(Interface dataset entries)
════════════════════
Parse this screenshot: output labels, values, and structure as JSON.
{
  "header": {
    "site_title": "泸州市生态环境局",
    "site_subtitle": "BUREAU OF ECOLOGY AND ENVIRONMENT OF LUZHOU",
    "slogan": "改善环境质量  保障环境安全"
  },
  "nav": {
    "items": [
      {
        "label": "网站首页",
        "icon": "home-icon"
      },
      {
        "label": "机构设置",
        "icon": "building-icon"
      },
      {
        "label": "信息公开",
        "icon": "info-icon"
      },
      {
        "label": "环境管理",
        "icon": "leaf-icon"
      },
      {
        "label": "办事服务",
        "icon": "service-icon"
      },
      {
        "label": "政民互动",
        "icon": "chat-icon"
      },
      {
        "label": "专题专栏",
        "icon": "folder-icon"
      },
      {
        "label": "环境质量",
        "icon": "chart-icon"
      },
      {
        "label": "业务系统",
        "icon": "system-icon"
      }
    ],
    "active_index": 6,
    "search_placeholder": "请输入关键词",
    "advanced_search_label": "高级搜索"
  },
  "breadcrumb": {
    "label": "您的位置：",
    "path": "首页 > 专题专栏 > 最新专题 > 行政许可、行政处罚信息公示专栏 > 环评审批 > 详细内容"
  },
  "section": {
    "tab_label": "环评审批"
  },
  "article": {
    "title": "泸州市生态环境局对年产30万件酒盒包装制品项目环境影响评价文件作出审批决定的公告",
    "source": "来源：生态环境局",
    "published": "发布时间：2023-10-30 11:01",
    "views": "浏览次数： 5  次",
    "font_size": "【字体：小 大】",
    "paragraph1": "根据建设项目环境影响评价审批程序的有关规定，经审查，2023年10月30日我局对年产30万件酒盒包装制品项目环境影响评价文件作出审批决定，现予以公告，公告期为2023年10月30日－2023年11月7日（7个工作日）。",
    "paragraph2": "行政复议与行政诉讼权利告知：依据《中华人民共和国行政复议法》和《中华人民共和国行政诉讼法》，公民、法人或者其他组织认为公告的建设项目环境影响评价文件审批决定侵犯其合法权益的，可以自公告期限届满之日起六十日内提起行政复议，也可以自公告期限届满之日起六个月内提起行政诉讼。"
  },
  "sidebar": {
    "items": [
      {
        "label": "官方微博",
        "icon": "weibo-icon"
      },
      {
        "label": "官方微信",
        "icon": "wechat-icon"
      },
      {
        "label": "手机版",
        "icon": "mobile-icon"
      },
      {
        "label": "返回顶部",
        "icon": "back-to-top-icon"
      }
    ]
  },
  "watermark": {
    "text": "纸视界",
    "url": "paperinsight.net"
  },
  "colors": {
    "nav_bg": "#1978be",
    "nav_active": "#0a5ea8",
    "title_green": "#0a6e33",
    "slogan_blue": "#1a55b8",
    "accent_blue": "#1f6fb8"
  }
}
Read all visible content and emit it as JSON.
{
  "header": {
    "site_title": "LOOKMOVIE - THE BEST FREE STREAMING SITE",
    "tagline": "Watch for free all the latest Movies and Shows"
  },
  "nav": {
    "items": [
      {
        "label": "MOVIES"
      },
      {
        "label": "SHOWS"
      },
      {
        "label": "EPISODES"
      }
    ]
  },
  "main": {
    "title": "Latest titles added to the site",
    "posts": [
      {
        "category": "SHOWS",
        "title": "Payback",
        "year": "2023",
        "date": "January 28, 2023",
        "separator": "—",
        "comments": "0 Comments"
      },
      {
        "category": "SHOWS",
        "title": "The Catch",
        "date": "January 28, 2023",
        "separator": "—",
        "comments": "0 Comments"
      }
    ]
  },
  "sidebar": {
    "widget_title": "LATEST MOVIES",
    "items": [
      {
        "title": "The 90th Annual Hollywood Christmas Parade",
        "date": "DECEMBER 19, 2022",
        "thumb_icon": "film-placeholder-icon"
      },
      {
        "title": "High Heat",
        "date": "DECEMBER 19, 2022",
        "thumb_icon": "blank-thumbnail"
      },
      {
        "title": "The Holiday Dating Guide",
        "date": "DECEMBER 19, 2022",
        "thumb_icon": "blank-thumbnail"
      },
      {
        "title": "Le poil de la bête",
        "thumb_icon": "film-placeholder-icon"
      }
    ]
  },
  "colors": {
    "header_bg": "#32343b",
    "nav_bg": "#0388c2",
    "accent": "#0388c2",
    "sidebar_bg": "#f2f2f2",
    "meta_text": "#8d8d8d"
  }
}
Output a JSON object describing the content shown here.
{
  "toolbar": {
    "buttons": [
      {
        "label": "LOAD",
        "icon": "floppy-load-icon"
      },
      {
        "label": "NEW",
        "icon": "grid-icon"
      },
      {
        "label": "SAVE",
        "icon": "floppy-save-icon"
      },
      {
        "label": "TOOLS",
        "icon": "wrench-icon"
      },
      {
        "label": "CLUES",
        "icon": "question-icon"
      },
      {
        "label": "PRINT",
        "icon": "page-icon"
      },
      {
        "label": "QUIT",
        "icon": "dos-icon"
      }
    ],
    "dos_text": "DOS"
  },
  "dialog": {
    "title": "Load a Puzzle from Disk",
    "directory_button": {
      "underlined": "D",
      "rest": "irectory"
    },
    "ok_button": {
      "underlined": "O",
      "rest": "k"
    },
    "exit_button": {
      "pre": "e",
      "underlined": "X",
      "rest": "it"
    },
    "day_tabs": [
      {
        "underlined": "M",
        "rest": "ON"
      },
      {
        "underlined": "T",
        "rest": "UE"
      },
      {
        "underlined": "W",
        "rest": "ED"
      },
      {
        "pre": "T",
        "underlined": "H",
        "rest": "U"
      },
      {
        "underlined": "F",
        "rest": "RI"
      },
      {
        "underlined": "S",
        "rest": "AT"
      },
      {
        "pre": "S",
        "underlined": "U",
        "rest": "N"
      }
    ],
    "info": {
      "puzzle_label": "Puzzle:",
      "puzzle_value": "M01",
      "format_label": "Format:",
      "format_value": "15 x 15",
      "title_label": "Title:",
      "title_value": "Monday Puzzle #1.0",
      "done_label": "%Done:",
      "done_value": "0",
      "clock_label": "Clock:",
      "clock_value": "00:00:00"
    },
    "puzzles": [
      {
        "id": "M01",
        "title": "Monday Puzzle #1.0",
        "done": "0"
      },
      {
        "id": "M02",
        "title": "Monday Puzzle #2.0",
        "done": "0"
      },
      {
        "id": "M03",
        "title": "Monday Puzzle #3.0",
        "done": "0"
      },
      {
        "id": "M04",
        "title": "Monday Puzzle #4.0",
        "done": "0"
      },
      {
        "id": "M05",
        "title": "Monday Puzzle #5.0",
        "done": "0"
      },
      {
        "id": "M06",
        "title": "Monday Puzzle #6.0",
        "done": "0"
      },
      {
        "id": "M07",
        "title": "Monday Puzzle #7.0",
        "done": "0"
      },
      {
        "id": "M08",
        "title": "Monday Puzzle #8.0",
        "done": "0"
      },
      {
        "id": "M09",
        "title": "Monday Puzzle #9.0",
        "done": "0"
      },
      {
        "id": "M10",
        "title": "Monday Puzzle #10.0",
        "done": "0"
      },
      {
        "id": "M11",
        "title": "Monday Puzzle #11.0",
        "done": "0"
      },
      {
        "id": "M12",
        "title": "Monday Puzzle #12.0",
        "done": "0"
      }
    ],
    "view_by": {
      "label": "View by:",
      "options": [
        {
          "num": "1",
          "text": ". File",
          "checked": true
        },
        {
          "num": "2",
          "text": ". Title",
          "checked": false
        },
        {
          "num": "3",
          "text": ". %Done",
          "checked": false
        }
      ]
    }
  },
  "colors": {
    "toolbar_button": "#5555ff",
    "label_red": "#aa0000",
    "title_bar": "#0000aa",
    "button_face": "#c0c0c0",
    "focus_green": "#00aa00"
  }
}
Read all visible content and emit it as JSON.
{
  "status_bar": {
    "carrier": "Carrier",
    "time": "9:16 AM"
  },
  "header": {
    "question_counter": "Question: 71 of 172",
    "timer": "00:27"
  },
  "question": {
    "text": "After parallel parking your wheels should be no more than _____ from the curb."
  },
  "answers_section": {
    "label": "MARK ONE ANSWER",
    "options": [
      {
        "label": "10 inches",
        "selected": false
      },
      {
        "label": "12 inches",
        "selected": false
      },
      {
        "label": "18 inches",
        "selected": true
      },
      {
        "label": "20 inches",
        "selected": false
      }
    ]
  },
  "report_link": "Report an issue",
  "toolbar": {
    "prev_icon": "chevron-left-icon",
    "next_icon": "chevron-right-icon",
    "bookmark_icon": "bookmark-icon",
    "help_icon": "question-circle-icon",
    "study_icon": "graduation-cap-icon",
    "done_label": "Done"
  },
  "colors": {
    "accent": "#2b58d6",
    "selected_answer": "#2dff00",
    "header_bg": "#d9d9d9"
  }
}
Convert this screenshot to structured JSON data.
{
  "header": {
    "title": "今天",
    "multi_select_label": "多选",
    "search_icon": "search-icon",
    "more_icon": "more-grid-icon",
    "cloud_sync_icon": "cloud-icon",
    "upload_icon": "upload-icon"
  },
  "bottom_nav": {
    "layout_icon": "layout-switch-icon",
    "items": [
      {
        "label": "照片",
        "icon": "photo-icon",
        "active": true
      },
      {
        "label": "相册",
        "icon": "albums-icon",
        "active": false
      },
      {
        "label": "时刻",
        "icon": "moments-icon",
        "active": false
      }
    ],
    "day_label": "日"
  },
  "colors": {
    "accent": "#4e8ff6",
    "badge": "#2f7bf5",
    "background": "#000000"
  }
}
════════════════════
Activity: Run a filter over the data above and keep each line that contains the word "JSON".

Response area:
Parse this screenshot: output labels, values, and structure as JSON.
Read all visible content and emit it as JSON.
Output a JSON object describing the content shown here.
Read all visible content and emit it as JSON.
Convert this screenshot to structured JSON data.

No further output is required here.